A general program goal is to encourage drivers on logging roads to decrease their “usual” operating speeds by 10 kilometres per hour.
“Loaded logging truck drivers aren’t doing 100 kilometres per hour. I think truck drivers are doing a good job out there, better than in the past,” says Spendiff. “I think we have pretty consistent calling procedures here on all our logging roads. I believe we’re getting drivers to be diligent in calling their loaded kilometres.” While Canfor manages the road safety marshal program, other licensees’ traffic is billed to road maintenance based on volumes hauled on the particular road the marshal was monitoring that day.
Ewen Freethy is Canfor’s road marshal and the second to hold the title. He’s into his second year on the job and has settled in well. Freethy is an ex- RCMP officer with a 35-year career spent entirely in detachments around BC, including Prince George from 1992. Much of his time was spent in traffic duties, including the RCMP’s accident investigation program and accident re-construction. “I’m interested in the causes of accidents,” he says. “And I like the bush.”
Freethy knows logging roads are getting busier, enhancing accident potential. Salvaging the mountain pine beetle wood is just part of the equation. The bush roads are being increasingly used by the mining and oil and gas industries, as well as recreational traffic.
Out on the Pelican on a recent morning with Freethy on a monitoring patrol, the road was well plowed and banked, visibility was excellent and traffic relatively light. The monitoring process can only provide a snapshot of what’s happening at that time and place, says Freethy. Word was out quickly that the road marshal was working the Pelican, which is to everyone’s safety advantage. “The boys are pretty good today about calling empty,” remarks Freethy.
It’s something he wants radioequipped road users to get in the habit of doing, and not just at “Must Call” locations along the road that are posted clearly. And while more regular logging road users are sporting VIN plates, there’s room for improvement.
“It would be really helpful if the smaller companies especially could see the value of the VIN plates and see the advantage of the service we provide. We provide the information to them (about suspect driving habits) and it’s up to them to act on it,” notes Freethy. “Everyone has a vested interest in making the roads safer.”
The road marshal appreciates regional mills encouraging log haulers to maintain a trucking cycle so there’s less incentive for drivers to push the pedal and jump the queue.
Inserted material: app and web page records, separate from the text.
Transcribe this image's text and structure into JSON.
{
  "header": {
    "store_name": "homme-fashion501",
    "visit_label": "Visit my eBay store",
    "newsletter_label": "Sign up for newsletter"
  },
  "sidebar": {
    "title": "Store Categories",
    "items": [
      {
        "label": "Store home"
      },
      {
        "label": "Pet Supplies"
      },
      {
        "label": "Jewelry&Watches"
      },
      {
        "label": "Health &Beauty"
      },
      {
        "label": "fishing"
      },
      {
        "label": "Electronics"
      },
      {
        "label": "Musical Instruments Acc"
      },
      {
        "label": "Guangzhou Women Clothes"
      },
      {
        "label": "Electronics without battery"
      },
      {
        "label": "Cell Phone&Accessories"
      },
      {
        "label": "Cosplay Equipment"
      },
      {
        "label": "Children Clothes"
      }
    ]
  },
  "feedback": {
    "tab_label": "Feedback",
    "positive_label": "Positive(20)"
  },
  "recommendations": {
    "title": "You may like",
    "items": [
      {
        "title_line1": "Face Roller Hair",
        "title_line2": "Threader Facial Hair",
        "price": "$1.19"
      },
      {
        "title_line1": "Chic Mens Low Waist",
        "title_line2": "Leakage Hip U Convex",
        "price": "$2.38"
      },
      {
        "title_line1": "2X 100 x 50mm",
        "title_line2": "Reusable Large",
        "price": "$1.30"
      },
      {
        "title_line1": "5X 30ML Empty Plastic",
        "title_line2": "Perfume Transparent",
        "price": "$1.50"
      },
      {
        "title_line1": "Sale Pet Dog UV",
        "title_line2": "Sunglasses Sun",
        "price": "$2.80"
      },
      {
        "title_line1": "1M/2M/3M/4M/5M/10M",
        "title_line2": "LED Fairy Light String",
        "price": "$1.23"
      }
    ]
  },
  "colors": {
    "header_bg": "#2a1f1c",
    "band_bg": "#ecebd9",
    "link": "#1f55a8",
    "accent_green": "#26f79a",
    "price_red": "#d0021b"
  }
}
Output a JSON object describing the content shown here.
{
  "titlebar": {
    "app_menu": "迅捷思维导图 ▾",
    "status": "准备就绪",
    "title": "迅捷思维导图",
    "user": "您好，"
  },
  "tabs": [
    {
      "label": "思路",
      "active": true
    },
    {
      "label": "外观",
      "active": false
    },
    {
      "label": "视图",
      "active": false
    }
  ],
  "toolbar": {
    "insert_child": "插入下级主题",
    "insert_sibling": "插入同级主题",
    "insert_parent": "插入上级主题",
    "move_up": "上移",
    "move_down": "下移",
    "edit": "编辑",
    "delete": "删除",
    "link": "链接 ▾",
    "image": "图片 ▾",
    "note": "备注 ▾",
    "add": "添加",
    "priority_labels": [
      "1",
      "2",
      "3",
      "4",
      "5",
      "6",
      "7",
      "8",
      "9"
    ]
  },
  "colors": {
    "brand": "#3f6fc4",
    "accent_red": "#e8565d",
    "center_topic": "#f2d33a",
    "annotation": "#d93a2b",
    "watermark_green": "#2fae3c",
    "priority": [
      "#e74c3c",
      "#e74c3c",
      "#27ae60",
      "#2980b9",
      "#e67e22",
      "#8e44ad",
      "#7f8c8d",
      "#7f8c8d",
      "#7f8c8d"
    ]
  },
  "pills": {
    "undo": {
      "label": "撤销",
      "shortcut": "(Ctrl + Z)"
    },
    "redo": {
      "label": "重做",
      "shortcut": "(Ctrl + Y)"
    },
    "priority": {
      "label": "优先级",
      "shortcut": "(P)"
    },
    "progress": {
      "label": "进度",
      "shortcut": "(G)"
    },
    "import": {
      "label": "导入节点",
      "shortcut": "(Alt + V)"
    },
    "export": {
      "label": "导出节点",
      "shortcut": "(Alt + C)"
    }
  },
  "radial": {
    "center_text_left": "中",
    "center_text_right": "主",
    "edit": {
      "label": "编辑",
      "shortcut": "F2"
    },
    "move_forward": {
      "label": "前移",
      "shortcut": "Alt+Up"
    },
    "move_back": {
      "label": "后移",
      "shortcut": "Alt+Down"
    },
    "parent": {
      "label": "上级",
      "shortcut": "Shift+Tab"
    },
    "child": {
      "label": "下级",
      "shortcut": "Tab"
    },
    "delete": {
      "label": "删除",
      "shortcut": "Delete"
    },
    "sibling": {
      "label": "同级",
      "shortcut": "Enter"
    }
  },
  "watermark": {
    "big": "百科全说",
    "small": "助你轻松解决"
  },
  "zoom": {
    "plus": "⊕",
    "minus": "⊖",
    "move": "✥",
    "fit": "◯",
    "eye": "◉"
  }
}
Freethy recognizes making logging roads safer is a process. “It takes time to change a mind-set. But we’re getting to be an accepted part of safety on our logging roads,” he says. And that’s a big step forward in that process.